With such recent events such as the Cambridge Analytica scandal and the Canva hack, data privacy has become an increasingly hot topic. Many people are now saying it’s a fundamental human right. But why exactly does privacy over our data matter so much?
Today, we engage in so much activity online that it can feel impossible to keep tabs on all your data. In the morning, you swipe for the tube, at lunch, you put it on your card, in the afternoon, you search Google for personal advice, and in the evening, you spend hours online shopping and streaming.
The visible side effects of these interactions can appear too trivial to really think about. In exchange for using their services, companies collect your data to improve the user experience and promote sometimes useful, and at times creepy, targeted ads. So what?
The problem is, data doesn’t just operate on the level of what’s visible. In fact, it’s this hidden nature of data that wins it the claim of being an even more valuable resource than oil. The fact is, with data all around us, it’s as if we’re all standing in an infinite goldmine. And yet, only those who have a torch, i.e. a means of gathering and processing data, can make any use of it.
The invisible world of data not only means companies can scoop up tonnes of it without you or other companies knowing. Somewhat more importantly, it means your own behaviour and data can be used against you in ways that are often far from obvious.
Inflating the filter bubble
Apart from a few personal modifications, you would think the internet you use and the internet the next person uses are essentially one and the same. But as Eli Pariser points out in his book ‘The filter bubble’, each of us are “increasingly in our own, unique information universe”.
When a company relies on your data for its revenue, its aim is to keep you engaged for as long as possible, whether that be to increase advertising revenue or gather more data on you to further keep you engaged and boost its value. The result is they want you to use their product and not others — regardless of whether it’s in your best interest or not.
It’s why Slack, a tool that is meant to improve workplace productivity and communications, has turned into an interruption and a place to doss about and waste time. It’s also why you can find yourself still spending more time on Facebook despite getting less and less from it.
Data is so powerful it works on the level of unnoticeable and seemingly trivial or inconsequential decisions. For example, at Netflix, your viewing habits affect what image you may see promoting a certain show.
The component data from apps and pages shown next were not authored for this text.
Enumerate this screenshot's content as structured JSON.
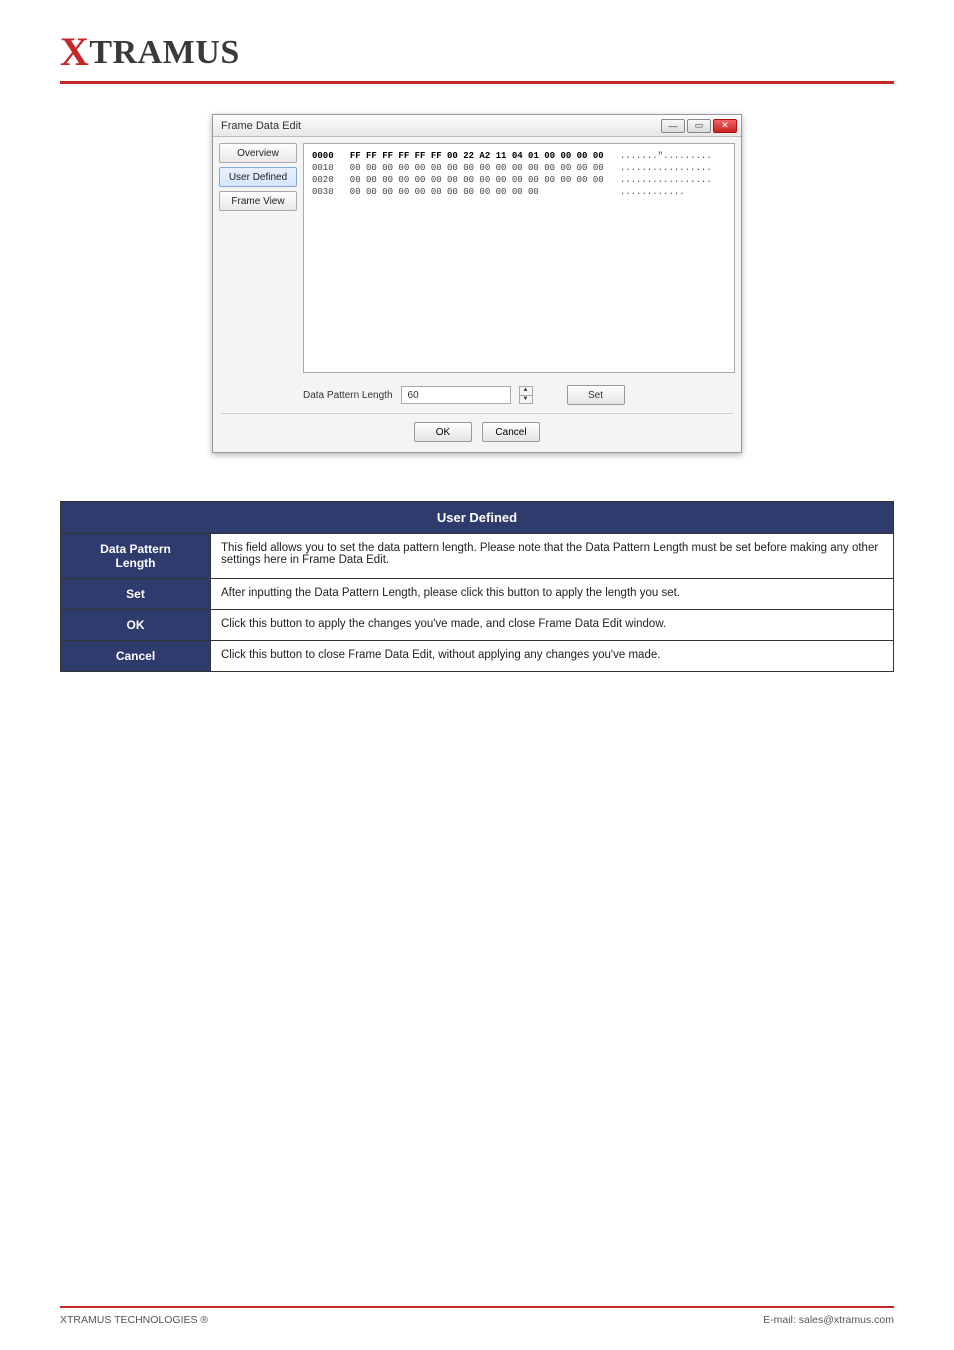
{
  "logo_text": "XTRAMUS",
  "dialog": {
    "title": "Frame Data Edit",
    "tabs": {
      "overview": "Overview",
      "user_defined": "User Defined",
      "frame_view": "Frame View"
    },
    "hex": {
      "l0_offset": "0000",
      "l0_hex": "FF FF FF FF FF FF 00 22 A2 11 04 01 00 00 00 00",
      "l0_ascii": ".......\".........",
      "l1": "0010   00 00 00 00 00 00 00 00 00 00 00 00 00 00 00 00   .................",
      "l2": "0020   00 00 00 00 00 00 00 00 00 00 00 00 00 00 00 00   .................",
      "l3": "0030   00 00 00 00 00 00 00 00 00 00 00 00               ............"
    },
    "dpl_label": "Data Pattern Length",
    "dpl_value": "60",
    "set_label": "Set",
    "ok_label": "OK",
    "cancel_label": "Cancel"
  },
  "table": {
    "header": "User Defined",
    "rows": [
      {
        "label": "Data Pattern\nLength",
        "desc": "This field allows you to set the data pattern length. Please note that the Data Pattern Length must be set before making any other settings here in Frame Data Edit."
      },
      {
        "label": "Set",
        "desc": "After inputting the Data Pattern Length, please click this button to apply the length you set."
      },
      {
        "label": "OK",
        "desc": "Click this button to apply the changes you've made, and close Frame Data Edit window."
      },
      {
        "label": "Cancel",
        "desc": "Click this button to close Frame Data Edit, without applying any changes you've made."
      }
    ]
  },
  "footer": {
    "left": "XTRAMUS TECHNOLOGIES ®",
    "right": "E-mail: sales@xtramus.com"
  }
}
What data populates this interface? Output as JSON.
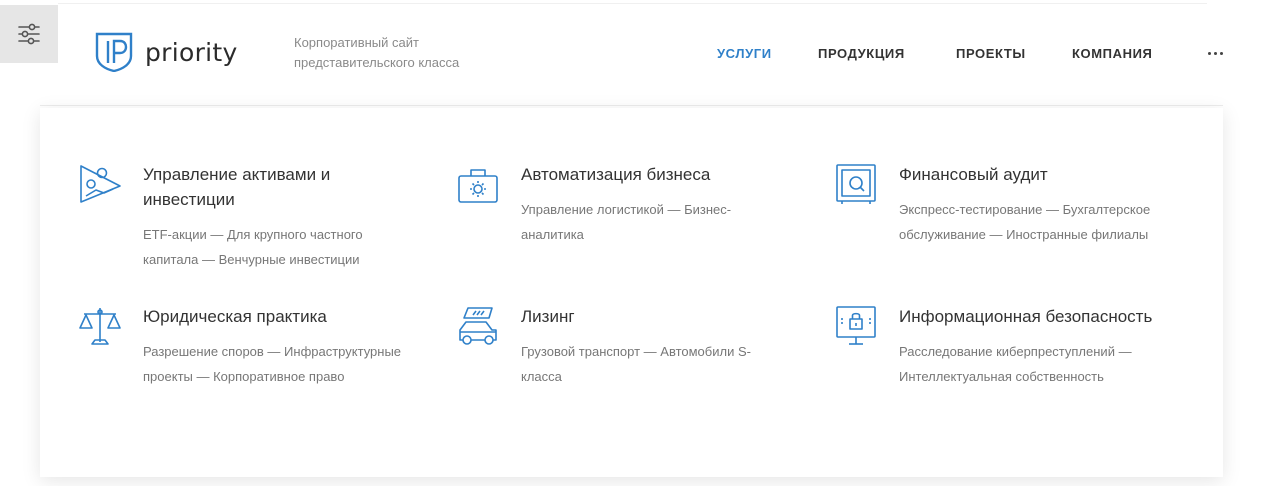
{
  "brand": {
    "name": "priority",
    "tagline": "Корпоративный сайт представительского класса"
  },
  "colors": {
    "accent": "#2f80c9",
    "text": "#333333",
    "muted": "#777777"
  },
  "nav": {
    "items": [
      {
        "label": "УСЛУГИ",
        "active": true
      },
      {
        "label": "ПРОДУКЦИЯ"
      },
      {
        "label": "ПРОЕКТЫ"
      },
      {
        "label": "КОМПАНИЯ"
      }
    ],
    "more_icon": "more-dots-icon"
  },
  "toolbar": {
    "settings_icon": "sliders-icon"
  },
  "services": [
    {
      "icon": "chart-presentation-icon",
      "title": "Управление активами и инвестиции",
      "desc": "ETF-акции — Для крупного частного капитала — Венчурные инвестиции"
    },
    {
      "icon": "briefcase-gear-icon",
      "title": "Автоматизация бизнеса",
      "desc": "Управление логистикой — Бизнес-аналитика"
    },
    {
      "icon": "safe-icon",
      "title": "Финансовый аудит",
      "desc": "Экспресс-тестирование — Бухгалтерское обслуживание — Иностранные филиалы"
    },
    {
      "icon": "scales-icon",
      "title": "Юридическая практика",
      "desc": "Разрешение споров — Инфраструктурные проекты — Корпоративное право"
    },
    {
      "icon": "car-icon",
      "title": "Лизинг",
      "desc": "Грузовой транспорт — Автомобили S-класса"
    },
    {
      "icon": "monitor-lock-icon",
      "title": "Информационная безопасность",
      "desc": "Расследование киберпреступлений — Интеллектуальная собственность"
    }
  ]
}
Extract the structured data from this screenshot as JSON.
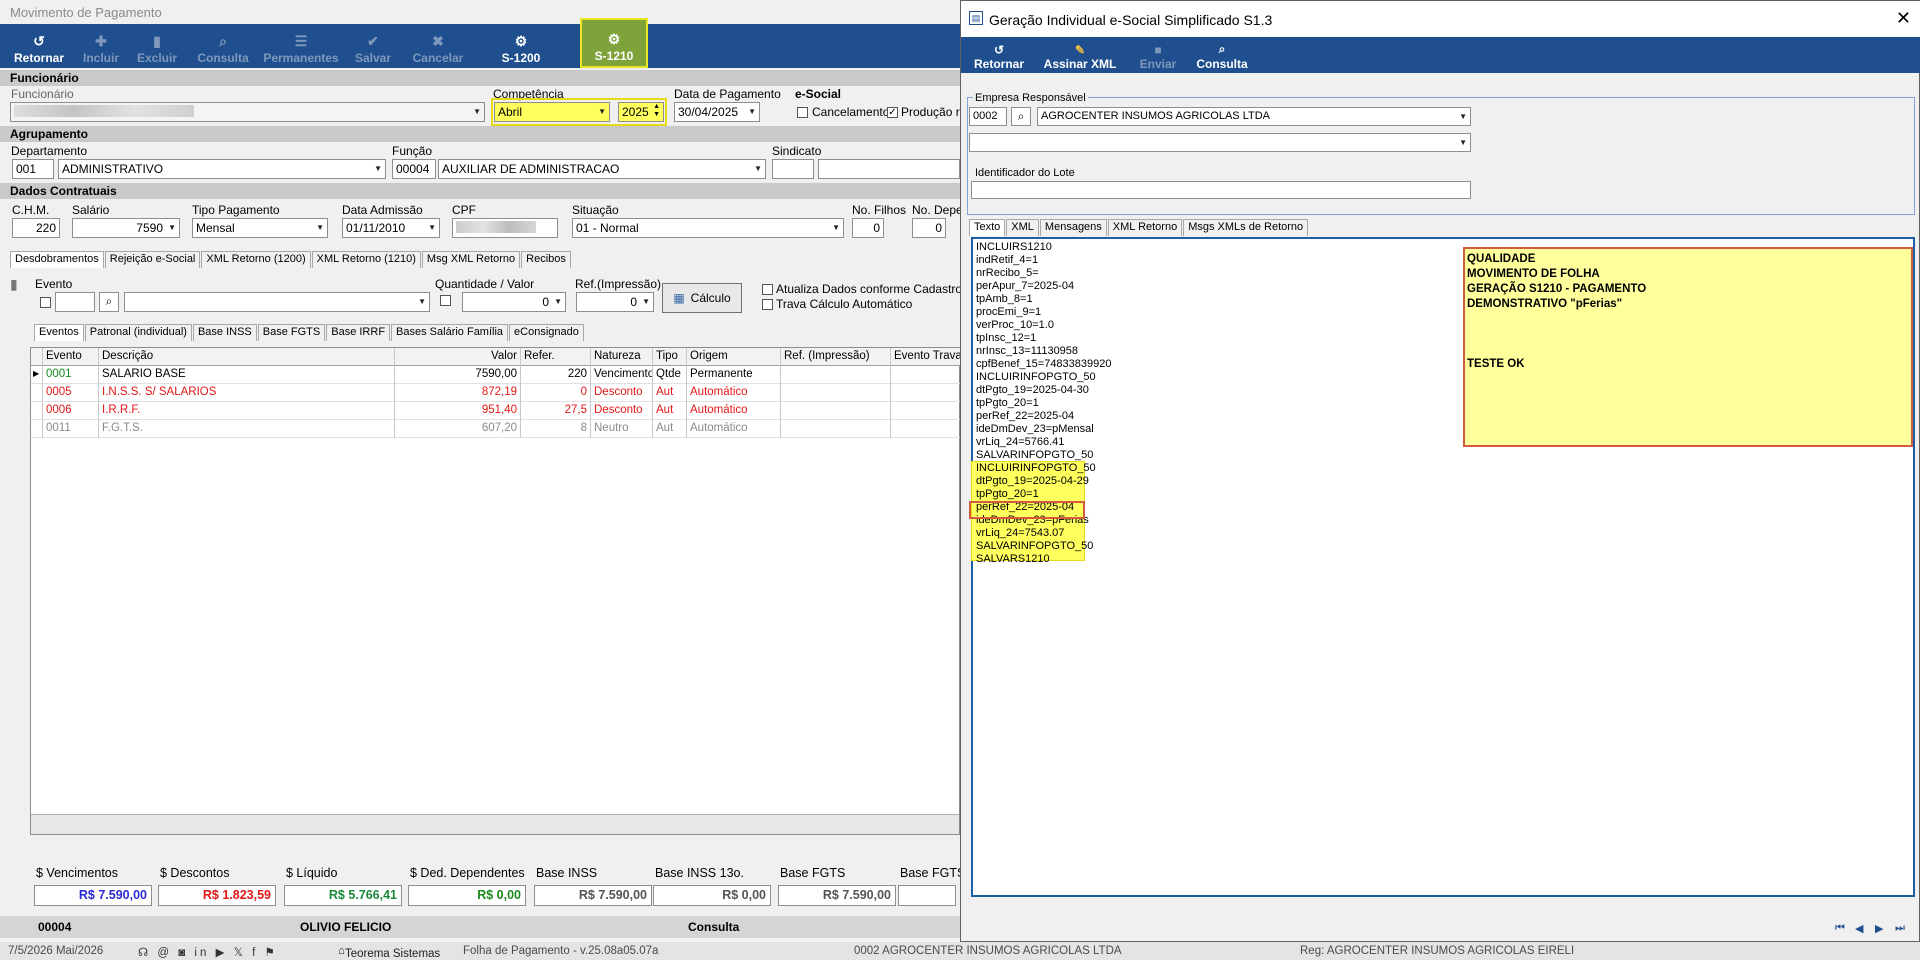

As pointed out in a New York Times article, if Groundhog Day is showing and you always watch rom coms, the algorithm may decide you see an image of Andie MacDowell building a snowman with Bill Murray. Alternatively, if you’re into absurdist comedies, you may see a portrait of Chris Elliott wearing a beanie.
We all like news and content that is pleasant, familiar, and that confirms our beliefs. But the real world is far from about getting what’s pleasing or what we want all the time. And so the difference between the online and offline is only growing larger, making it easier for companies to suck consumers into their comfortable havens of safety and certainty. Not least because the more time you spend with them, the more they shaped and better they get at keeping you there.
Privacy or connection
So is the answer to keeping your data safe to simply disconnect from social media and opt of out every service you can? Do you have to make a choice between privacy or connection?
You wouldn’t do business with someone offline and expect them to gather up everything they possibly can whilst doing so. And yet, when we do transactions online with faceless websites and spend our time browsing, there are few boundaries in place that stop this from happening.
Imagine if someone followed you around for a month and documented every single thing you do. If that wasn’t weird and intrusive enough, imagine they then used that sensitive information to create a highly detailed personal profile of you and used it to take attention away from your friends and family and get you to buy more stuff. We would never accept this in the offline world, and yet this is what it’s like when we do anything online.
This Wild-West-like approach has lead to a widespread lack of trust with online businesses along with a somewhat apathetic attitude toward data privacy. Such breaches of trust in the offline world would result in unavoidable consequences, socially and financially, for both parties involved. Most people respect others enough to not exploit their behaviour, especially because they themselves wouldn’t want people to know everything about them. But when you take the human element out of the equation and business can be reduced to numbers, users, and passive actions like clicking OK beside a deceptively short T&C policy, such morals and values are quick to go out the window.
Whether it professional or personal, boundaries are the basis for any healthy relationship. Regard for boundaries is necessary to feel safe and respected when with others and as an individual. When such boundaries are not established or enforced, there is a not only a lack of trust but also the missing components for any sort of relationship to occur. Interactions become nothing more than mere transactions, with the sense of guilty unless proven innocent becoming the default.
As we spend more time online and the world becomes increasingly digitised, it’s important to consider how our data is being collected and used. Without privacy over our data, it becomes like having a watchful eye over everything you do — from how long you spent reading this article whilst you’re at work to how much you’ve spent on clothes this month. Having a right to privacy over our data is like having a right to have freedom over what we say and what we do.
And if that hasn’t convinced you, then surely some random stranger appearing to read your mind and know everything about you will surely do the trick.